Third party scripts significantly impact page load speed
Third-party scripts significantly slow down page loading speed. Each third party script added to a page increases load time by 34.1 milliseconds. –Backlinko
Why this matters: It is not a matter of removing third-party services, but monitoring the performance of these connections to ensure your site is optimized and performing at its best. Real User Monitoring (RUM) checks collect data on this easily overlooked facet of the user experience.
Latency will make or break your bounce rate
Latency is the number one reason in the US why customers decide to bounce from mobile pages. –Deloitte
Why this matters: Monitoring page speed and staying up to date with any lag time is vital to keeping customers on your website and bounce rates low.
Website downtime costs thousands of dollars – by the minute
The average cost of IT downtime is 5,600 per minute or about 300,000 per hour. –Gartner
Why this matters: Time is money. Downtime comes with a heavy price and virtually halts all online business when it strikes. Web performance monitoring acts as a safety net to warn you before small, localized issues turn into lost revenue.
Common causes of downtime include human error and power outages
Most common causes of downtime are human error, equipment failure, software/ third-party services and power outages. -Infonetics Study
Why this matters: All of these causes of downtime share some commonalities – they are unpredictable and unavoidable, but manageable. Comprehensive website performance monitoring allows you to put yourself in the best position possible to mitigate downtime by catching it as soon as it happens.
Just 0.1s improvement in load time makes a difference

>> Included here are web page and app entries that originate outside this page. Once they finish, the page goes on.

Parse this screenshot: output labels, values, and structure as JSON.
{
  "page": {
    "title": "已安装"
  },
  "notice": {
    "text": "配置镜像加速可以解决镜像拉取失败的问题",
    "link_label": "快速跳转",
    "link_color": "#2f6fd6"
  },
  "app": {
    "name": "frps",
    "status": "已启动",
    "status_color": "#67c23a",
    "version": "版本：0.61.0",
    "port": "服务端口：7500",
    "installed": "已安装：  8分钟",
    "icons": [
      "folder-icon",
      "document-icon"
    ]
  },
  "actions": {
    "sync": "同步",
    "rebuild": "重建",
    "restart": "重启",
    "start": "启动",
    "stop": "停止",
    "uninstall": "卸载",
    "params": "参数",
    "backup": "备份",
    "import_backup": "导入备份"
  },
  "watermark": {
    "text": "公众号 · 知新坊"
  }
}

Improving your load time by 0.1s can boost conversion rates by 8% –Deloitte
Why this matters: In an E-Commerce environment, milliseconds matter. The improvement from just 0.1 seconds has a big impact on conversion rates, so it’s important to keep a steady eye on load times with a page speed tool.
Downtime recovery can take longer than you think
Interruptions consume on average 238 minutes per day and the time to get started back up after an interruption consumes another 84 minutes a day. The time lost to stress and fatigue steals another 30 minutes a day. -The Washington Post
Why this matters: The impact of downtime goes beyond just the time to get things back up and running. There is a domino effect of wasted time that trickles through IT and support teams, hindering productivity.
Outages are becoming more common across all industries
Across all sectors, 82% of companies have experienced at least one unplanned downtime outage over the past three years, with the average number of outages being two. –BusinessWire
Why this matters: We have reached a point where outages and downtime incidents are unavoidable. It is now a matter of how prepared you are and what steps can be taken to resolve them. Website monitoring is your best bet to reach UPtime goals.
If we’ve convinced you website performance monitoring is something you needed yesterday, start monitoring in minutes with Uptime.com’s 100% free 14-day trial, no credit card required → Start now.
Minute-by-minute Uptime checks.
Start your 14-day free trial with no credit card required at Uptime.com.